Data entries
====

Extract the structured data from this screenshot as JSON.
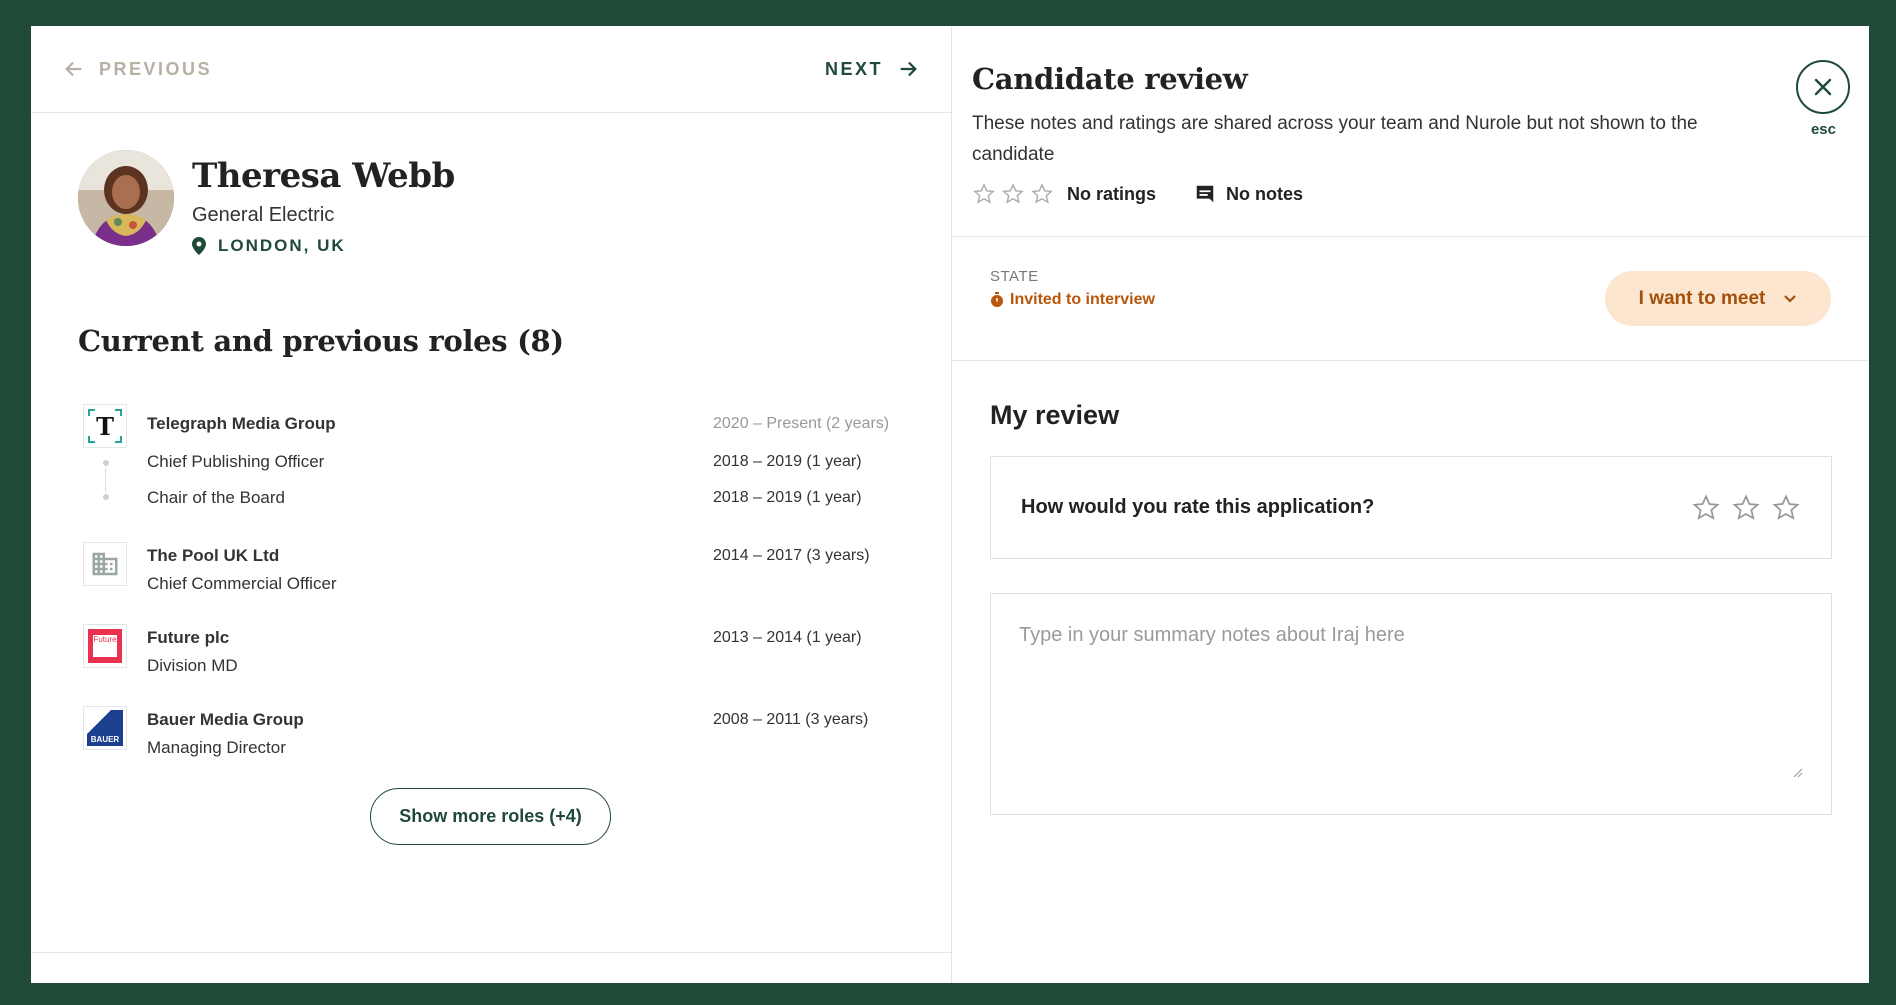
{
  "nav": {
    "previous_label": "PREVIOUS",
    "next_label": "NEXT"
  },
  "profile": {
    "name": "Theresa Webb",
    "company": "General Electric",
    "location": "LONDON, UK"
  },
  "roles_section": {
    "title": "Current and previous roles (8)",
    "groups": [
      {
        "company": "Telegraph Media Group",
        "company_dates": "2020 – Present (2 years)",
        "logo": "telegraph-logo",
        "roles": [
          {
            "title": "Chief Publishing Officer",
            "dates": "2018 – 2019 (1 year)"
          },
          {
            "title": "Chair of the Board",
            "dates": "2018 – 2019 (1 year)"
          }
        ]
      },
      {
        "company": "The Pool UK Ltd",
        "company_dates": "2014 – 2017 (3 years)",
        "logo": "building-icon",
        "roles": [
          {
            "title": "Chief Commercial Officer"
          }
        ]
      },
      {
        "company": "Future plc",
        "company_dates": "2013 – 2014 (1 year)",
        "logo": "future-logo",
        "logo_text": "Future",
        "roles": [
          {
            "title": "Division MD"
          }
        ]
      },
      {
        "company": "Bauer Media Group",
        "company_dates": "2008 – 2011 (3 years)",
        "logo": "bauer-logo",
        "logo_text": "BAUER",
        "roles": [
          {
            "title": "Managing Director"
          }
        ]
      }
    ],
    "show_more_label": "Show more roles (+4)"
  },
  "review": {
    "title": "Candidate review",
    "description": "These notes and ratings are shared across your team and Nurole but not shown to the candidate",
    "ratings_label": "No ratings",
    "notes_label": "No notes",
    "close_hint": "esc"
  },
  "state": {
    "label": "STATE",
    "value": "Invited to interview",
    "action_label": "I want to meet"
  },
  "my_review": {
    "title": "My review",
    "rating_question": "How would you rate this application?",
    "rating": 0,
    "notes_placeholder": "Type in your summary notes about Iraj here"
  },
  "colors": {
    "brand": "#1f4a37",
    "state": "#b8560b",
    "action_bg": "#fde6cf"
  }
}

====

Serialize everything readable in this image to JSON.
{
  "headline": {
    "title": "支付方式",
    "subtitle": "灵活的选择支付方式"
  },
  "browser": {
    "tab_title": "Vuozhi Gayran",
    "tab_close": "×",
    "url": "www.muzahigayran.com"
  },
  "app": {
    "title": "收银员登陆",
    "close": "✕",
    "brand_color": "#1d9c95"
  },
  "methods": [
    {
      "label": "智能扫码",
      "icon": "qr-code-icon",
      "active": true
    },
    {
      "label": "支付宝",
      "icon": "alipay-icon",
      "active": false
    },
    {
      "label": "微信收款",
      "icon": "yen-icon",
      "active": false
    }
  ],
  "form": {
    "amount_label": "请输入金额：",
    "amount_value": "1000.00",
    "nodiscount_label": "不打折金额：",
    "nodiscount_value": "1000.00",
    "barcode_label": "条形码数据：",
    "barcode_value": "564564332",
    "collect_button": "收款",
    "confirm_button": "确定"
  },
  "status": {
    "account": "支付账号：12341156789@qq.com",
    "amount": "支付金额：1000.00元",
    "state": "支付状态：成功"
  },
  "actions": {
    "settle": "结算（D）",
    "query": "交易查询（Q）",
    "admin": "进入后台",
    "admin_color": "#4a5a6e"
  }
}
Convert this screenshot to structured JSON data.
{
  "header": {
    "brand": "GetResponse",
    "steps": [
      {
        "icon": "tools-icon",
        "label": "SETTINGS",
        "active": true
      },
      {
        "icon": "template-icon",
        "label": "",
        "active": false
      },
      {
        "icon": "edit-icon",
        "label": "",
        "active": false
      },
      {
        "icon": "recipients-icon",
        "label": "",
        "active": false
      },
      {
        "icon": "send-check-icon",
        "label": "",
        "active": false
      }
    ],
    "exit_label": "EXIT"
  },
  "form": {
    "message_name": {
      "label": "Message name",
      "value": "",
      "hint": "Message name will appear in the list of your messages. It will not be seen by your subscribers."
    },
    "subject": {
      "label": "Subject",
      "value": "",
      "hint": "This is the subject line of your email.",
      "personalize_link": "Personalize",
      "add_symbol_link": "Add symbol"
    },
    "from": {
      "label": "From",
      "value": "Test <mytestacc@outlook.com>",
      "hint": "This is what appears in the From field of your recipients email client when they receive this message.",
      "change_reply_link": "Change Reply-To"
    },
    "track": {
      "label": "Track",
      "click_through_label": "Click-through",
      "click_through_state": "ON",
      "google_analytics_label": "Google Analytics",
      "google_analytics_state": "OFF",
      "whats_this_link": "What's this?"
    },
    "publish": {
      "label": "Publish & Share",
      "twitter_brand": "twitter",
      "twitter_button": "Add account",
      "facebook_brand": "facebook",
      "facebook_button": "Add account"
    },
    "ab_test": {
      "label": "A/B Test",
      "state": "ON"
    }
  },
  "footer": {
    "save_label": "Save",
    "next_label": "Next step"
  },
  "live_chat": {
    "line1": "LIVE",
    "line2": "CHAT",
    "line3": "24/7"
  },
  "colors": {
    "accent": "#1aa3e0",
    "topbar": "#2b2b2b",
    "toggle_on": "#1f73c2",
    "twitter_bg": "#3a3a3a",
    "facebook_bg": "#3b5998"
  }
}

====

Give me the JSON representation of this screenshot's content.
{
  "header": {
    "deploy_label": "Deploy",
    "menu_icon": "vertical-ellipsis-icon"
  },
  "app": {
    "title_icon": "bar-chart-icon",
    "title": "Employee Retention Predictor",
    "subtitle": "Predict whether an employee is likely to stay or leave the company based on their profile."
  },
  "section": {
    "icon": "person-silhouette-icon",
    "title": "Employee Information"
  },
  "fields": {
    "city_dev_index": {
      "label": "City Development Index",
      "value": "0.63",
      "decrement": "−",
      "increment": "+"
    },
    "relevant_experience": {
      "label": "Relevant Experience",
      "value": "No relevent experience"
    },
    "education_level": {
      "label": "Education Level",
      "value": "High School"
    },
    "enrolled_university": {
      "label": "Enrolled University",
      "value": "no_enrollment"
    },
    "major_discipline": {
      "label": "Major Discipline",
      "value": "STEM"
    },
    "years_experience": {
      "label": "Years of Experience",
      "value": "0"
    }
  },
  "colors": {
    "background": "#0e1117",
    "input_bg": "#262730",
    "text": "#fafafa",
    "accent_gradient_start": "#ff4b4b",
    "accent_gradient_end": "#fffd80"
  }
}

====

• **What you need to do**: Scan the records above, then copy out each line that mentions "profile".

• **Answer box**:
  "profile": {
    "subtitle": "Predict whether an employee is likely to stay or leave the company based on their profile."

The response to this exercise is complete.